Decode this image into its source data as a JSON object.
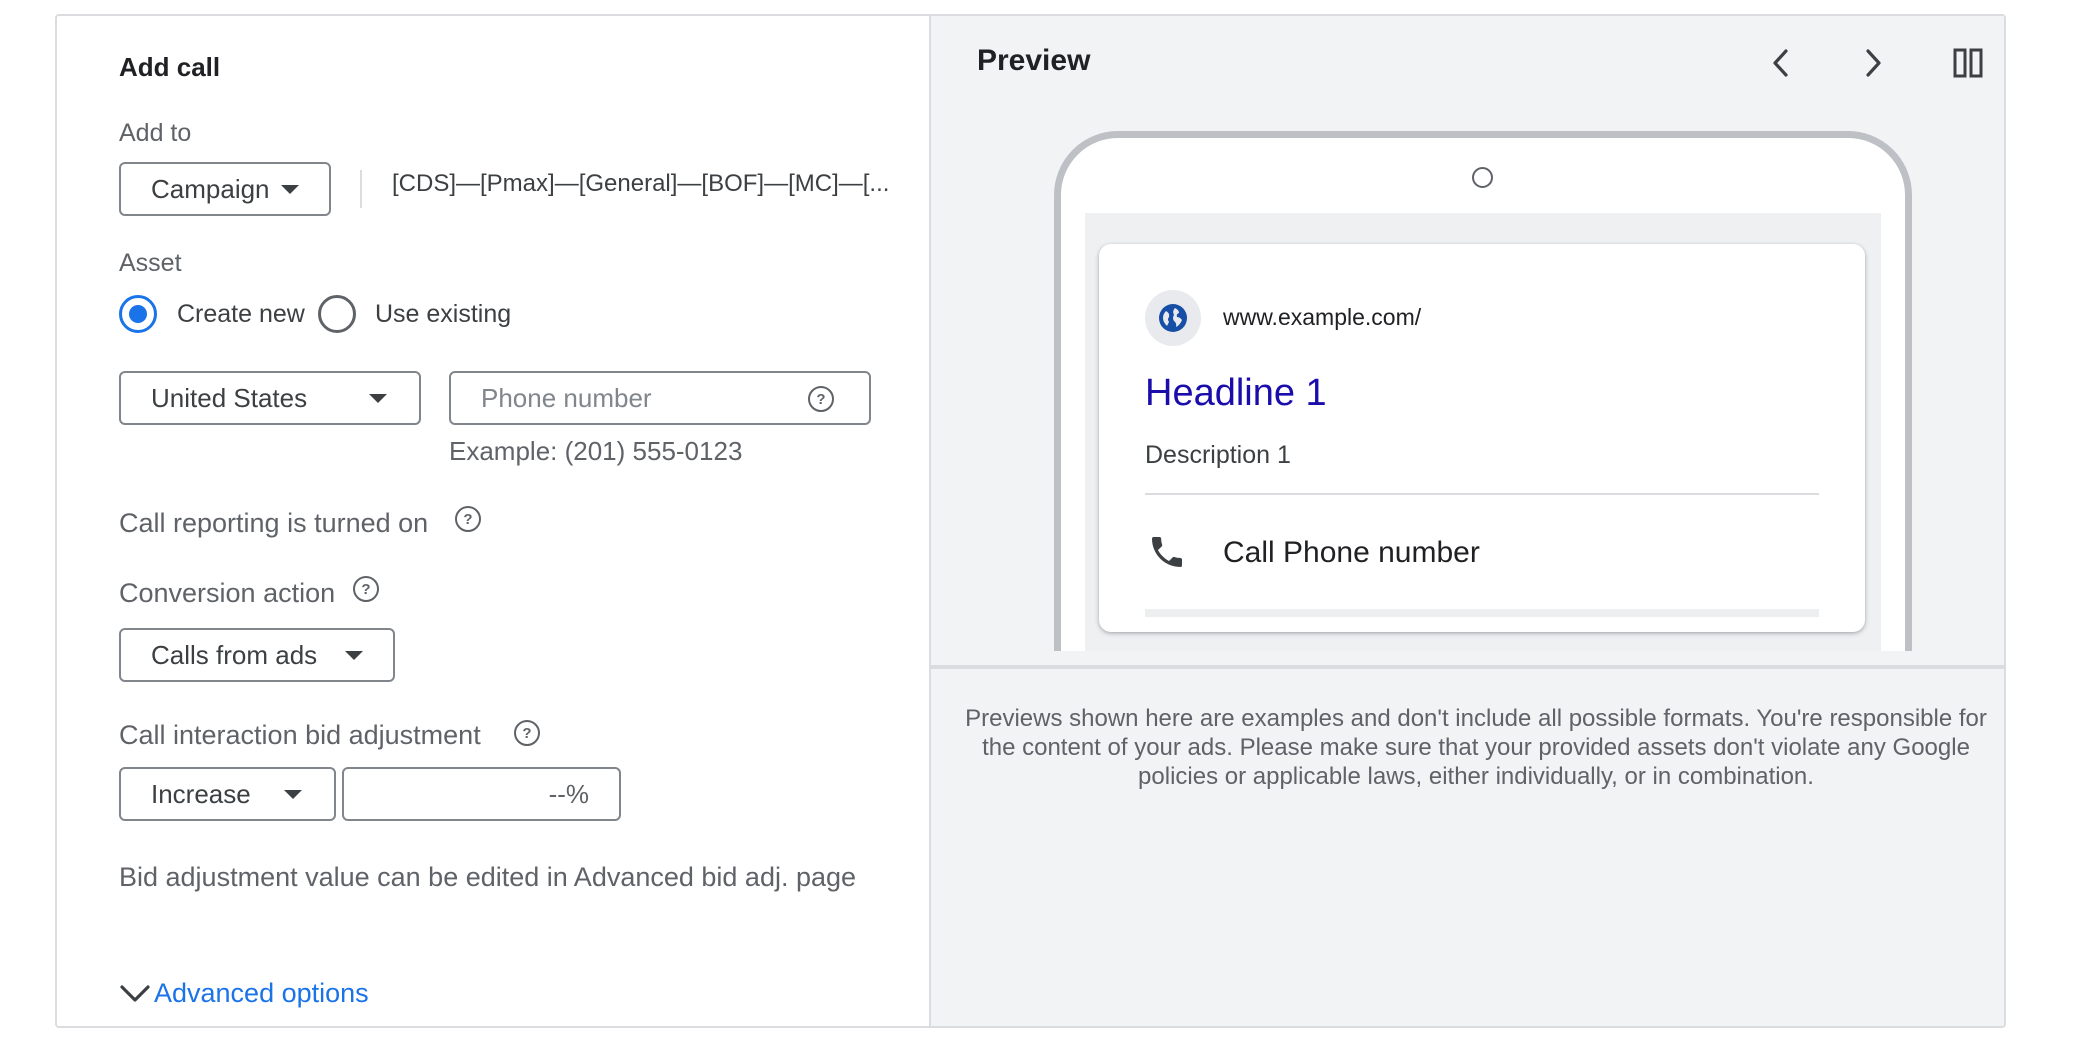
{
  "dialog": {
    "title": "Add call",
    "add_to_label": "Add to",
    "add_to_dropdown": "Campaign",
    "campaign_name": "[CDS]—[Pmax]—[General]—[BOF]—[MC]—[...",
    "asset_label": "Asset",
    "radio_options": [
      {
        "label": "Create new",
        "selected": true
      },
      {
        "label": "Use existing",
        "selected": false
      }
    ],
    "country": "United States",
    "phone_placeholder": "Phone number",
    "phone_example": "Example: (201) 555-0123",
    "call_reporting_text": "Call reporting is turned on",
    "conversion_action_label": "Conversion action",
    "conversion_action_value": "Calls from ads",
    "bid_adjustment_label": "Call interaction bid adjustment",
    "bid_direction": "Increase",
    "bid_value_placeholder": "--%",
    "bid_note": "Bid adjustment value can be edited in Advanced bid adj. page",
    "advanced_options": "Advanced options"
  },
  "preview": {
    "title": "Preview",
    "url": "www.example.com/",
    "headline": "Headline 1",
    "description": "Description 1",
    "call_text": "Call Phone number",
    "disclaimer": "Previews shown here are examples and don't include all possible formats. You're responsible for the content of your ads. Please make sure that your provided assets don't violate any Google policies or applicable laws, either individually, or in combination."
  },
  "colors": {
    "accent": "#1a73e8",
    "preview_bg": "#f1f3f4",
    "headline": "#1a0dab"
  },
  "icons": [
    "chevron-left-icon",
    "chevron-right-icon",
    "split-view-icon",
    "globe-icon",
    "phone-icon",
    "help-icon",
    "caret-down-icon",
    "chevron-down-icon"
  ]
}
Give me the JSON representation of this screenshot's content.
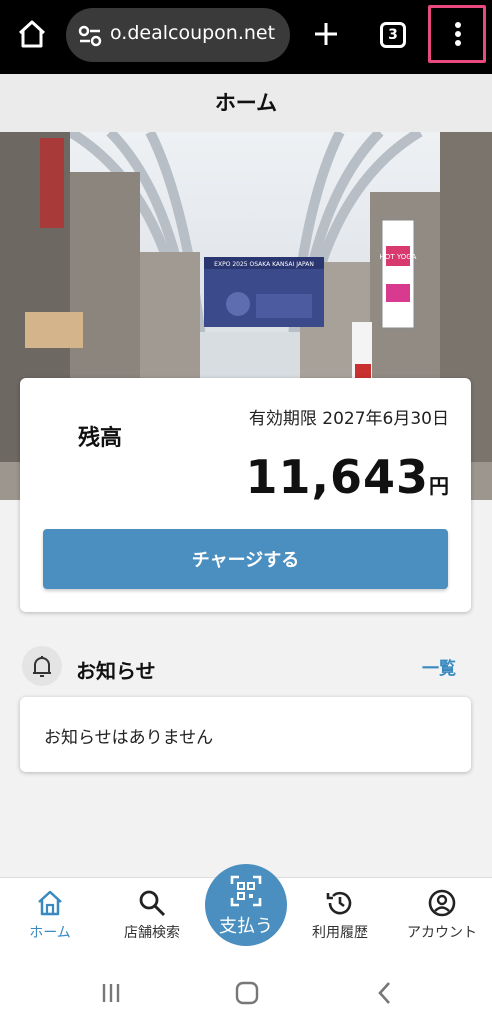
{
  "browser": {
    "url": "o.dealcoupon.net",
    "tab_count": "3",
    "icons": [
      "home-icon",
      "site-settings-icon",
      "plus-icon",
      "tabs-icon",
      "more-vert-icon"
    ]
  },
  "page": {
    "title": "ホーム"
  },
  "hero": {
    "sign_banner": "EXPO 2025 OSAKA KANSAI JAPAN",
    "sign_hot_yoga": "HOT YOGA"
  },
  "balance": {
    "label": "残高",
    "expiry": "有効期限 2027年6月30日",
    "amount": "11,643",
    "currency": "円",
    "charge_button": "チャージする"
  },
  "news": {
    "title": "お知らせ",
    "link": "一覧",
    "empty_message": "お知らせはありません"
  },
  "nav": {
    "home": "ホーム",
    "store_search": "店舗検索",
    "pay": "支払う",
    "history": "利用履歴",
    "account": "アカウント"
  },
  "colors": {
    "accent": "#4a8fc0",
    "accent_text": "#3a8ac0",
    "highlight_border": "#e84a7f"
  }
}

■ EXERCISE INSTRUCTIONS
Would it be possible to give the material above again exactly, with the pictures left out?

■ EXERCISE SOLUTION
Decode this image into its source data as a JSON object.
{
  "dialog": {
    "title": "Add call",
    "add_to_label": "Add to",
    "add_to_dropdown": "Campaign",
    "campaign_name": "[CDS]—[Pmax]—[General]—[BOF]—[MC]—[...",
    "asset_label": "Asset",
    "radio_options": [
      {
        "label": "Create new",
        "selected": true
      },
      {
        "label": "Use existing",
        "selected": false
      }
    ],
    "country": "United States",
    "phone_placeholder": "Phone number",
    "phone_example": "Example: (201) 555-0123",
    "call_reporting_text": "Call reporting is turned on",
    "conversion_action_label": "Conversion action",
    "conversion_action_value": "Calls from ads",
    "bid_adjustment_label": "Call interaction bid adjustment",
    "bid_direction": "Increase",
    "bid_value_placeholder": "--%",
    "bid_note": "Bid adjustment value can be edited in Advanced bid adj. page",
    "advanced_options": "Advanced options"
  },
  "preview": {
    "title": "Preview",
    "url": "www.example.com/",
    "headline": "Headline 1",
    "description": "Description 1",
    "call_text": "Call Phone number",
    "disclaimer": "Previews shown here are examples and don't include all possible formats. You're responsible for the content of your ads. Please make sure that your provided assets don't violate any Google policies or applicable laws, either individually, or in combination."
  },
  "colors": {
    "accent": "#1a73e8",
    "preview_bg": "#f1f3f4",
    "headline": "#1a0dab"
  },
  "icons": [
    "chevron-left-icon",
    "chevron-right-icon",
    "split-view-icon",
    "globe-icon",
    "phone-icon",
    "help-icon",
    "caret-down-icon",
    "chevron-down-icon"
  ]
}
Give me the JSON representation of this screenshot's content.
{
  "browser": {
    "url": "o.dealcoupon.net",
    "tab_count": "3",
    "icons": [
      "home-icon",
      "site-settings-icon",
      "plus-icon",
      "tabs-icon",
      "more-vert-icon"
    ]
  },
  "page": {
    "title": "ホーム"
  },
  "hero": {
    "sign_banner": "EXPO 2025 OSAKA KANSAI JAPAN",
    "sign_hot_yoga": "HOT YOGA"
  },
  "balance": {
    "label": "残高",
    "expiry": "有効期限 2027年6月30日",
    "amount": "11,643",
    "currency": "円",
    "charge_button": "チャージする"
  },
  "news": {
    "title": "お知らせ",
    "link": "一覧",
    "empty_message": "お知らせはありません"
  },
  "nav": {
    "home": "ホーム",
    "store_search": "店舗検索",
    "pay": "支払う",
    "history": "利用履歴",
    "account": "アカウント"
  },
  "colors": {
    "accent": "#4a8fc0",
    "accent_text": "#3a8ac0",
    "highlight_border": "#e84a7f"
  }
}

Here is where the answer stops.